Did you know that more than 700,000 small businesses “fail” every year?  That might scare you, but it shouldn’t.  There are really two reasons why so many startup businesses fail:

  1. They haven’t focused on a specific customer
  2. They haven’t defined an offer that their ideal customer wants to buy.

In this article, I’m going to show you how to avoid these two craters of failure and get your startup on the road to success.image

When you look closely at the two reasons startups fail, you’ll notice that these are really rooted in some basic market and customer research.  The good news is that you don’t need to spend thousands of dollars to figure these two out, but you will need to spend some quality time thinking through the process I’m going to share with you.  Yes, it’s going to seem a little tedious, but trust me, the time and effort will be well worth it.

  1. Write down your idea or concept for your startup — follow this easy outline.
    • Who is your ideal customer? One of my favorite hacks for answering this question is to think about who needs your product or service THE MOST? What group of customers is SO BAD at what you offer that they would jump at the chance to work with you?  Let’s say your startup idea was a financial services company.  Now, who might have lots of money to manage, but be terrible at it? What about musicians and artists?
    • What is the problem they are trying to solve?  This is where you dig into your target customers’ pain points; they love what they do but don’t enjoy or care about managing money – and they want to make sure that their money is well-invested for when their “performing” days are over.
    • How do they perceive their problem is solved?  Here is where you list all of the ways your target customer might solve this problem; talk to a family member, work with a local financial planner, etc.
    • How does the industry believe their problem is solved?  This is your opportunity to really connect with the customer by listing everything they may have seen or heard about what to do.  What is the prevailing wisdom about financial planning?  What does the competition say?
    • How do YOU believe this problem is solved?  This is your opportunity to set yourself apart and make yourself the obvious choice for this customer.  Make a list of all the specific ways you service this specific audience.  Trust me – no one does this.
  2. How do you plan to make money from this?  This is where you outline the specific offers that you have for your target customer.  One easy way to develop an offer is to :
    • Make an a la carte list of specific products or services that you’re going to offer.
    • Then attach a “List Price” to this offer.  Your list price is going to be the highest price you ever hope to charge for this thing.  You can always give discounts, but this is the highest price they will pay.
    • Create packages and bundles at different levels.  Now you can start mixing and matching different elements of your offer into easy to choose packages.
  3. Google your customer’s problem.  Take the problem you identified that your ideal customer suffers from and start doing some online research; Who are the people that are complaining the most? Why are they complaining?  This bit of secondary research will help you hone in on exactly the customer you should go after.
  4. Find and participate in  LinkedIn and Facebook groups where your ideal customers congregate.  Engage with them and identify exactly what their issues are.
  5. Do some competitive research.  Your goal should be to see A LOT of competition, a lot of options.  This tells you that there is interest in your idea or topic area.
    • Google your idea and see what competitors pop up.
    • Search Amazon.com for books on your topic or idea.  Browse for the best selling books on your topic.  You want to focus on topics with a “best sellers rank” lower than #20,000
  6. Create polls and short surveys to share on social media.  QuestionPro makes it super easy to share your surveys on social media.  Take the time to create a series of questions based on your research and collect feedback from the groups and forums that you participate in.
  7. Run informal focus groups using Google Hangouts On Air.  Google Hangouts On Air are a wonderful way to engage with potential customers and dig deeper into their needs, wants, frustrations and challenges.  All you need is a Google account to set one up.  Then invite your community and discuss your idea.

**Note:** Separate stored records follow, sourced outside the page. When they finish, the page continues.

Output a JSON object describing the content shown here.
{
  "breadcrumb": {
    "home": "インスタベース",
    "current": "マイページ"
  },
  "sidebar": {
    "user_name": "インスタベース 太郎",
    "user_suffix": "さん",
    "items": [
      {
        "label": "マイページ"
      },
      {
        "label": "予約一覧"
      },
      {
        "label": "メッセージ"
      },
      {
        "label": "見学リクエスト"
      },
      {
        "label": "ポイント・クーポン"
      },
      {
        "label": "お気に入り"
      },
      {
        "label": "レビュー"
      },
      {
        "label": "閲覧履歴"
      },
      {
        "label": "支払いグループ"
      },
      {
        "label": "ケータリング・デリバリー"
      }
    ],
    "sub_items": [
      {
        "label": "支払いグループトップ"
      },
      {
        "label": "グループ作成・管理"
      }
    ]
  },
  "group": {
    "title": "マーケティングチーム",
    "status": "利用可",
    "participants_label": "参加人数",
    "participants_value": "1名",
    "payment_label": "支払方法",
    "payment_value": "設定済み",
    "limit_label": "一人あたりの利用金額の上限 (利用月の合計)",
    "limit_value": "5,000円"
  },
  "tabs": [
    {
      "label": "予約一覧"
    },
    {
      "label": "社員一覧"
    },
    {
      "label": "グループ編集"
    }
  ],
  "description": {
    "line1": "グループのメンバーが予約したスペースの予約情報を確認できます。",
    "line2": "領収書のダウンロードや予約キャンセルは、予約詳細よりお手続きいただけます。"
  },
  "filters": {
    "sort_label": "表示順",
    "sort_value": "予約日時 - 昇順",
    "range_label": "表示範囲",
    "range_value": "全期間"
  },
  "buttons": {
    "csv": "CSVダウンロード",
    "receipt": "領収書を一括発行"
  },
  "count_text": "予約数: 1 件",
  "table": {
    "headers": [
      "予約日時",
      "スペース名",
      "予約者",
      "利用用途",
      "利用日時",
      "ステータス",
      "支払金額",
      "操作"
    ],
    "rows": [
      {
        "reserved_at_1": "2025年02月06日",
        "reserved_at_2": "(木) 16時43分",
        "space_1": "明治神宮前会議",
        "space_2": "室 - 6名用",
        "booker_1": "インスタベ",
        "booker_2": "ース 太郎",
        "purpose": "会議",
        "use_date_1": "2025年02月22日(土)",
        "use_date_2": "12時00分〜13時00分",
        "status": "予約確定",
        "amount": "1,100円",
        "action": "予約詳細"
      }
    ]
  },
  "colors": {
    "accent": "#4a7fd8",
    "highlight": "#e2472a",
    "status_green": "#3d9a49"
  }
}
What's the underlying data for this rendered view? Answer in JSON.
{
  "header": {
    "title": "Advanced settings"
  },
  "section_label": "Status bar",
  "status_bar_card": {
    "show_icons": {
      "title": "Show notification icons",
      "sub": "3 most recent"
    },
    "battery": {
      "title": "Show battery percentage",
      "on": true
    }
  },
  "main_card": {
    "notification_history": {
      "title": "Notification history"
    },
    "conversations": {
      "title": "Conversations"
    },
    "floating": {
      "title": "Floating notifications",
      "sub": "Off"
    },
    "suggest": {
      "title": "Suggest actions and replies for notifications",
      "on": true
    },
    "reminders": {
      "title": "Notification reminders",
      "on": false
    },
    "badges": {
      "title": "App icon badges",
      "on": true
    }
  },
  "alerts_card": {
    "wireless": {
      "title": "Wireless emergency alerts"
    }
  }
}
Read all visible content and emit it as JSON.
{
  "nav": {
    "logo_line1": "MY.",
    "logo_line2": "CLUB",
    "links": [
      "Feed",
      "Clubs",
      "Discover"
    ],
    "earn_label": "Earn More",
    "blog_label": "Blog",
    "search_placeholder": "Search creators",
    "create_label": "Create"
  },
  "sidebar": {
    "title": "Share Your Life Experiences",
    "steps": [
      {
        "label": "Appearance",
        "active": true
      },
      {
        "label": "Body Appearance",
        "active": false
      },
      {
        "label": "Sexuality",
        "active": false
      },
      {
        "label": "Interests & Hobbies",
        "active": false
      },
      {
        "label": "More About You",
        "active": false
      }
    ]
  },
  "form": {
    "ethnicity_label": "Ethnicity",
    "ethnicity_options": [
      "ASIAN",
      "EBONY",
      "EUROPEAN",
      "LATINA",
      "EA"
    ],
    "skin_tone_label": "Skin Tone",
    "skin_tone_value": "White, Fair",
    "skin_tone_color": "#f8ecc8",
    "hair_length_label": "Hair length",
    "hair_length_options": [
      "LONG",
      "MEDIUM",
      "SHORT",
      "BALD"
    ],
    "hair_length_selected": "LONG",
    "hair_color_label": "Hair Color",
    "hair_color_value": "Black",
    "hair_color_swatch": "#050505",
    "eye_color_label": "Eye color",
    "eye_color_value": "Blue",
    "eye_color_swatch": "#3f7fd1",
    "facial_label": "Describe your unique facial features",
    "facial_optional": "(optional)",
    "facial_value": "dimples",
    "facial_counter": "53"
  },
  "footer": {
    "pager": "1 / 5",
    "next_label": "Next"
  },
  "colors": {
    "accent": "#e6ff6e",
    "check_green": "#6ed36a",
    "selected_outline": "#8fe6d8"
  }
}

At this point, you will not only have enough information and data to prove out your idea, you may also have recruited some ideal customers in the process.